How many lines in the listing contain the word "balance"? Reply with the number alone.

◆ **DATA PROVIDED**:
━━━━━━━━━━━━━━━━
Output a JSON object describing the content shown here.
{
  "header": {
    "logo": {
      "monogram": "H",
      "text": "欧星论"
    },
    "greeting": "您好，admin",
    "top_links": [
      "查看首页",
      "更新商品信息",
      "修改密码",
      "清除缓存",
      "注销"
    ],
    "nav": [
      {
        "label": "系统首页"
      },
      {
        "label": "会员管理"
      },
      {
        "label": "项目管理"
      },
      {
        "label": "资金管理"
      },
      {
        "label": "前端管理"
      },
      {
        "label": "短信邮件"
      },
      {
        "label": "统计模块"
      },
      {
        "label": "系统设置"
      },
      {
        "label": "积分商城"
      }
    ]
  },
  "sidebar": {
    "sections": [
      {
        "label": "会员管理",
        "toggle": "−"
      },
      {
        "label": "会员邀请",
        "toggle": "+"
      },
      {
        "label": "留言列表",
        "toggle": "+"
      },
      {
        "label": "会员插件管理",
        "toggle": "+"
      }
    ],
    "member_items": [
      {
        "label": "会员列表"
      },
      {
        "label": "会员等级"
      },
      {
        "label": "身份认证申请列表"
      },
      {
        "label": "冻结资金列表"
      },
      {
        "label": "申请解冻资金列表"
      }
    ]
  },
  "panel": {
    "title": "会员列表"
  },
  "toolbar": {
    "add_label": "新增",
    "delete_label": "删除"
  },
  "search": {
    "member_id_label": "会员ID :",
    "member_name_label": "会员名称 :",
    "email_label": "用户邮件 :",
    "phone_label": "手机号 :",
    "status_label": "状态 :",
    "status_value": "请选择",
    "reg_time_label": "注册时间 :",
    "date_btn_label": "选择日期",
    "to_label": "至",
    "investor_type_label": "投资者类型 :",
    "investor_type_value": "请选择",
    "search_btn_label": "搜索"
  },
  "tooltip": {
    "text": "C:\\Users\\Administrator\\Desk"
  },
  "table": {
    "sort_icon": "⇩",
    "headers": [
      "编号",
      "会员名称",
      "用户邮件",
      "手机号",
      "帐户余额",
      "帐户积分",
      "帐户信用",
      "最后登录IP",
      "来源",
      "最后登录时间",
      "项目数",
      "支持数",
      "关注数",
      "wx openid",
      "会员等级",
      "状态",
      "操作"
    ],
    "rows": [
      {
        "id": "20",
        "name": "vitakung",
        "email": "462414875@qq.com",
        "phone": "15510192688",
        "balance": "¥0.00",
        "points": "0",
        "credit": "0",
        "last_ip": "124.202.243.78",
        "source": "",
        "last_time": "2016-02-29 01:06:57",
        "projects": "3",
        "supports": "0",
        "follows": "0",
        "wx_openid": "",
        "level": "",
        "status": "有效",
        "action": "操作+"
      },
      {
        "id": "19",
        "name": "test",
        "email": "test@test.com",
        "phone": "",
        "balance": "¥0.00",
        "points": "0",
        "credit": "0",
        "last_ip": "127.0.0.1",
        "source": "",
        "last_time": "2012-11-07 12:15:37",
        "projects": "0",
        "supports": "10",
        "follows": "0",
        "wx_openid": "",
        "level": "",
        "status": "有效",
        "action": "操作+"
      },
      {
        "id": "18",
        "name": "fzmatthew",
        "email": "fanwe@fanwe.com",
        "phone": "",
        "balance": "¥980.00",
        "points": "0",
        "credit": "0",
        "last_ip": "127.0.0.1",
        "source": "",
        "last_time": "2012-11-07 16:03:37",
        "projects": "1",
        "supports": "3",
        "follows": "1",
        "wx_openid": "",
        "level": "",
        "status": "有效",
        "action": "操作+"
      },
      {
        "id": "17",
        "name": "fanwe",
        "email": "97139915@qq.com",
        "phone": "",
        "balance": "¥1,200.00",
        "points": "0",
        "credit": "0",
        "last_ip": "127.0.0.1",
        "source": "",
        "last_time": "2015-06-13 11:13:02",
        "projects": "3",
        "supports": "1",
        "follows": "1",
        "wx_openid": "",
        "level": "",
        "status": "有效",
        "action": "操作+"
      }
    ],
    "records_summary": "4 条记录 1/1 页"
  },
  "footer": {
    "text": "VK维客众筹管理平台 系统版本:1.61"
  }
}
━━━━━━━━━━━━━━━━
◆ **PROBLEM SOLUTION**: 4